[[ Records to process open ]]

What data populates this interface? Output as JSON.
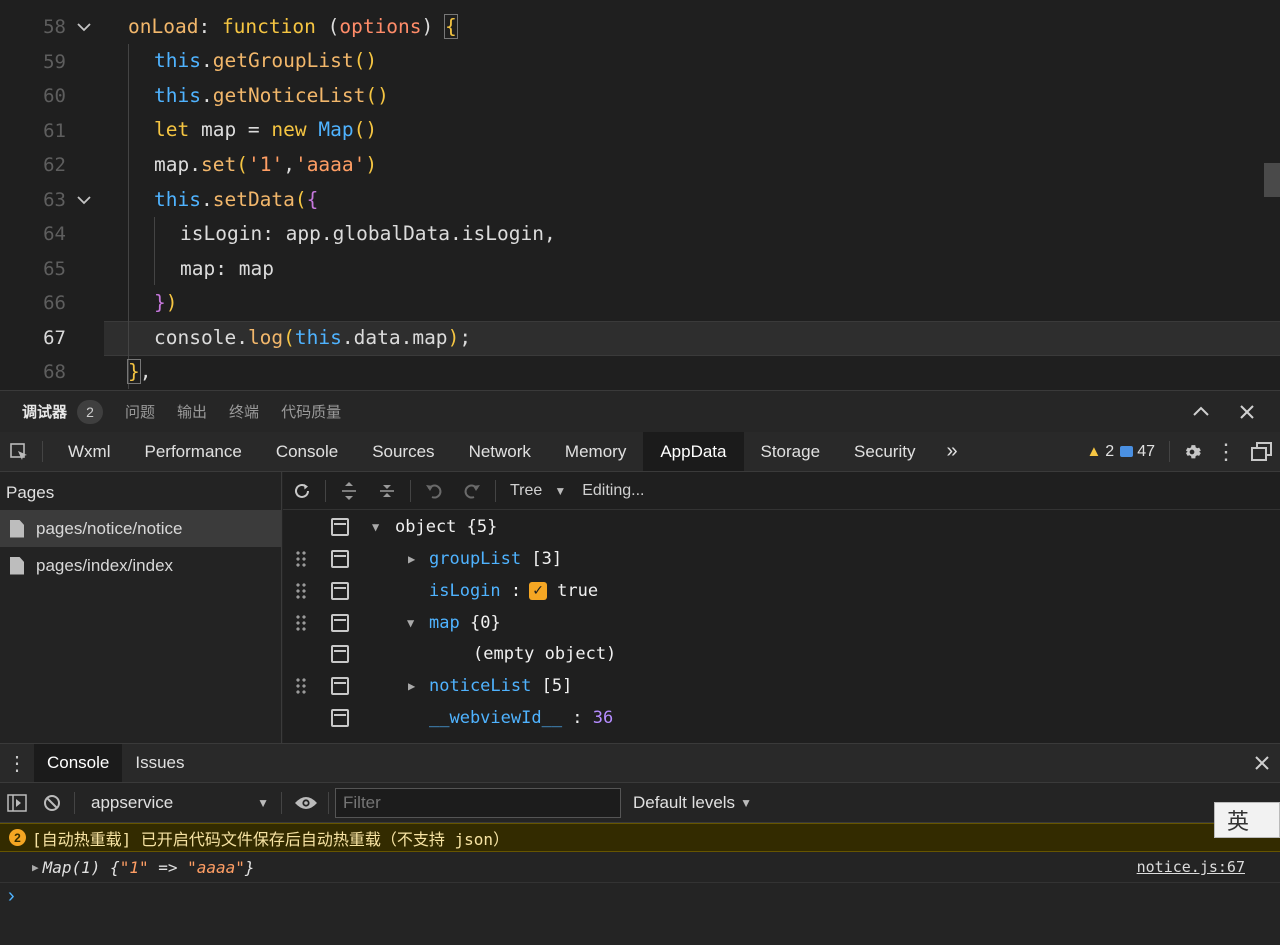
{
  "editor": {
    "lines": [
      {
        "num": "58",
        "fold": true
      },
      {
        "num": "59"
      },
      {
        "num": "60"
      },
      {
        "num": "61"
      },
      {
        "num": "62"
      },
      {
        "num": "63",
        "fold": true
      },
      {
        "num": "64"
      },
      {
        "num": "65"
      },
      {
        "num": "66"
      },
      {
        "num": "67",
        "active": true
      },
      {
        "num": "68"
      }
    ],
    "code": {
      "l58": {
        "a": "onLoad",
        "b": ": ",
        "c": "function",
        "d": " (",
        "e": "options",
        "f": ") ",
        "g": "{"
      },
      "l59": {
        "a": "this",
        "b": ".",
        "c": "getGroupList",
        "d": "()"
      },
      "l60": {
        "a": "this",
        "b": ".",
        "c": "getNoticeList",
        "d": "()"
      },
      "l61": {
        "a": "let",
        "b": " map = ",
        "c": "new",
        "d": " ",
        "e": "Map",
        "f": "()"
      },
      "l62": {
        "a": "map",
        "b": ".",
        "c": "set",
        "d": "(",
        "e": "'1'",
        "f": ",",
        "g": "'aaaa'",
        "h": ")"
      },
      "l63": {
        "a": "this",
        "b": ".",
        "c": "setData",
        "d": "(",
        "e": "{"
      },
      "l64": {
        "a": "isLogin",
        "b": ": app.globalData.isLogin,"
      },
      "l65": {
        "a": "map",
        "b": ": map"
      },
      "l66": {
        "a": "}",
        "b": ")"
      },
      "l67": {
        "a": "console",
        "b": ".",
        "c": "log",
        "d": "(",
        "e": "this",
        "f": ".data.map",
        "g": ")",
        "h": ";"
      },
      "l68": {
        "a": "}",
        "b": ","
      }
    }
  },
  "panel_tabs": {
    "debugger": "调试器",
    "debugger_count": "2",
    "issues": "问题",
    "output": "输出",
    "terminal": "终端",
    "code_quality": "代码质量"
  },
  "devtools_tabs": [
    "Wxml",
    "Performance",
    "Console",
    "Sources",
    "Network",
    "Memory",
    "AppData",
    "Storage",
    "Security"
  ],
  "devtools_more": "»",
  "status": {
    "warnings": "2",
    "messages": "47"
  },
  "pages": {
    "header": "Pages",
    "items": [
      "pages/notice/notice",
      "pages/index/index"
    ]
  },
  "appdata_toolbar": {
    "view": "Tree",
    "mode": "Editing..."
  },
  "tree": {
    "root_key": "object",
    "root_val": "{5}",
    "groupList_key": "groupList",
    "groupList_val": "[3]",
    "isLogin_key": "isLogin",
    "isLogin_val": "true",
    "map_key": "map",
    "map_val": "{0}",
    "empty": "(empty object)",
    "noticeList_key": "noticeList",
    "noticeList_val": "[5]",
    "webview_key": "__webviewId__",
    "webview_val": "36"
  },
  "console": {
    "tabs": [
      "Console",
      "Issues"
    ],
    "context": "appservice",
    "filter_placeholder": "Filter",
    "levels": "Default levels",
    "warn_count": "2",
    "warn_text": "[自动热重载] 已开启代码文件保存后自动热重载（不支持 json）",
    "log_prefix": "Map(1) {",
    "log_key": "\"1\"",
    "log_arrow": " => ",
    "log_val": "\"aaaa\"",
    "log_suffix": "}",
    "log_source": "notice.js:67",
    "prompt": "›"
  },
  "ime_label": "英"
}
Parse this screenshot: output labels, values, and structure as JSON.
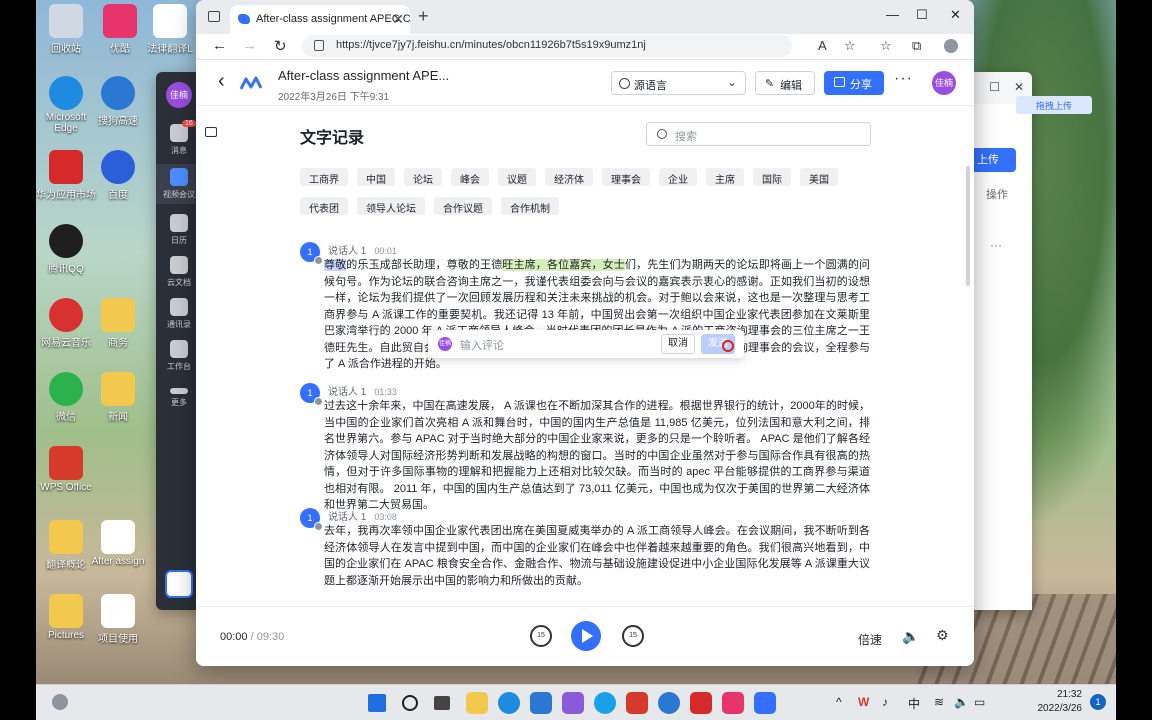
{
  "desktop": {
    "icons": [
      {
        "label": "回收站",
        "color": "#cfd8e3"
      },
      {
        "label": "优酷",
        "color": "#e8346c"
      },
      {
        "label": "法律翻译L",
        "color": "#ffffff"
      },
      {
        "label": "Microsoft Edge",
        "color": "#1f8be0"
      },
      {
        "label": "搜狗高速",
        "color": "#2a78d1"
      },
      {
        "label": "华为应用市场",
        "color": "#d62a2a"
      },
      {
        "label": "百度",
        "color": "#2b5fd9"
      },
      {
        "label": "腾讯QQ",
        "color": "#1f1f1f"
      },
      {
        "label": "网易云音乐",
        "color": "#d93030"
      },
      {
        "label": "商务",
        "color": "#f2c94c"
      },
      {
        "label": "微信",
        "color": "#2bb24c"
      },
      {
        "label": "新闻",
        "color": "#f2c94c"
      },
      {
        "label": "WPS Office",
        "color": "#d63a2b"
      },
      {
        "label": "翻译概论",
        "color": "#f2c94c"
      },
      {
        "label": "After assign",
        "color": "#ffffff"
      },
      {
        "label": "Pictures",
        "color": "#f2c94c"
      },
      {
        "label": "项目使用",
        "color": "#ffffff"
      }
    ]
  },
  "bg_window": {
    "rail": [
      {
        "label": "消息",
        "badge": "16"
      },
      {
        "label": "视频会议"
      },
      {
        "label": "日历"
      },
      {
        "label": "云文档"
      },
      {
        "label": "通讯录"
      },
      {
        "label": "工作台"
      },
      {
        "label": "更多"
      }
    ],
    "user_avatar": "佳楠",
    "upload_label": "上传",
    "drag_upload_label": "拖拽上传",
    "ops_label": "操作",
    "ellipsis": "···"
  },
  "browser": {
    "tab_title": "After-class assignment APEC CEO",
    "url": "https://tjvce7jy7j.feishu.cn/minutes/obcn11926b7t5s19x9umz1nj",
    "window_controls": [
      "—",
      "☐",
      "✕"
    ]
  },
  "header": {
    "title": "After-class assignment APE...",
    "date": "2022年3月26日 下午9:31",
    "language_label": "源语言",
    "edit_label": "编辑",
    "share_label": "分享",
    "more_label": "···",
    "avatar": "佳楠"
  },
  "transcript": {
    "section_title": "文字记录",
    "search_placeholder": "搜索",
    "keywords": [
      "工商界",
      "中国",
      "论坛",
      "峰会",
      "议题",
      "经济体",
      "理事会",
      "企业",
      "主席",
      "国际",
      "美国",
      "代表团",
      "领导人论坛",
      "合作议题",
      "合作机制"
    ],
    "paragraphs": [
      {
        "speaker": "说话人 1",
        "time": "00:01",
        "selected": "尊敬",
        "mid1": "的乐玉成部长助理，尊敬的王德",
        "highlight": "旺主席，各位嘉宾，女士",
        "rest": "们，先生们为期两天的论坛即将画上一个圆满的问候句号。作为论坛的联合咨询主席之一，我谨代表组委会向与会议的嘉宾表示衷心的感谢。正如我们当初的设想一样，论坛为我们提供了一次回顾发展历程和关注未来挑战的机会。对于鲍以会来说，这也是一次整理与思考工商界参与 A 派课工作的重要契机。我还记得 13 年前，中国贸出会第一次组织中国企业家代表团参加在文莱斯里巴家湾举行的 2000 年 A 派工商领导人峰会，当时代表团的团长是作为 A 派的工商咨询理事会的三位主席之一王德旺先生。自此贸自会连续组织中国企业家代表团参加 A 派工商领导人峰会和工商咨询理事会的会议，全程参与了 A 派合作进程的开始。"
      },
      {
        "speaker": "说话人 1",
        "time": "01:33",
        "text": "过去这十余年来，中国在高速发展， A 派课也在不断加深其合作的进程。根据世界银行的统计，2000年的时候，当中国的企业家们首次亮相 A 派和舞台时，中国的国内生产总值是 11,985 亿美元，位列法国和意大利之间，排名世界第六。参与 APAC 对于当时绝大部分的中国企业家来说，更多的只是一个聆听者。 APAC 是他们了解各经济体领导人对国际经济形势判断和发展战略的构想的窗口。当时的中国企业虽然对于参与国际合作具有很高的热情，但对于许多国际事物的理解和把握能力上还相对比较欠缺。而当时的 apec 平台能够提供的工商界参与渠道也相对有限。 2011 年，中国的国内生产总值达到了 73,011 亿美元，中国也成为仅次于美国的世界第二大经济体和世界第二大贸易国。"
      },
      {
        "speaker": "说话人 1",
        "time": "03:08",
        "text": "去年，我再次率领中国企业家代表团出席在美国夏威夷举办的 A 派工商领导人峰会。在会议期间，我不断听到各经济体领导人在发言中提到中国，而中国的企业家们在峰会中也伴着越来越重要的角色。我们很高兴地看到，中国的企业家们在 APAC 粮食安全合作、金融合作、物流与基础设施建设促进中小企业国际化发展等 A 派课重大议题上都逐渐开始展示出中国的影响力和所做出的贡献。"
      }
    ]
  },
  "comment_popup": {
    "avatar": "佳楠",
    "placeholder": "输入评论",
    "cancel_label": "取消",
    "send_label": "发送"
  },
  "player": {
    "current_time": "00:00",
    "total_time": "/ 09:30",
    "rewind_label": "15",
    "forward_label": "15",
    "speed_label": "倍速"
  },
  "taskbar": {
    "time": "21:32",
    "date": "2022/3/26",
    "ime": "中",
    "notifications": "1"
  }
}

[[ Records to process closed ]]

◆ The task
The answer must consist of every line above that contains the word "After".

◆ Result for this task
        "label": "After assign",
    "tab_title": "After-class assignment APEC CEO",
    "title": "After-class assignment APE...",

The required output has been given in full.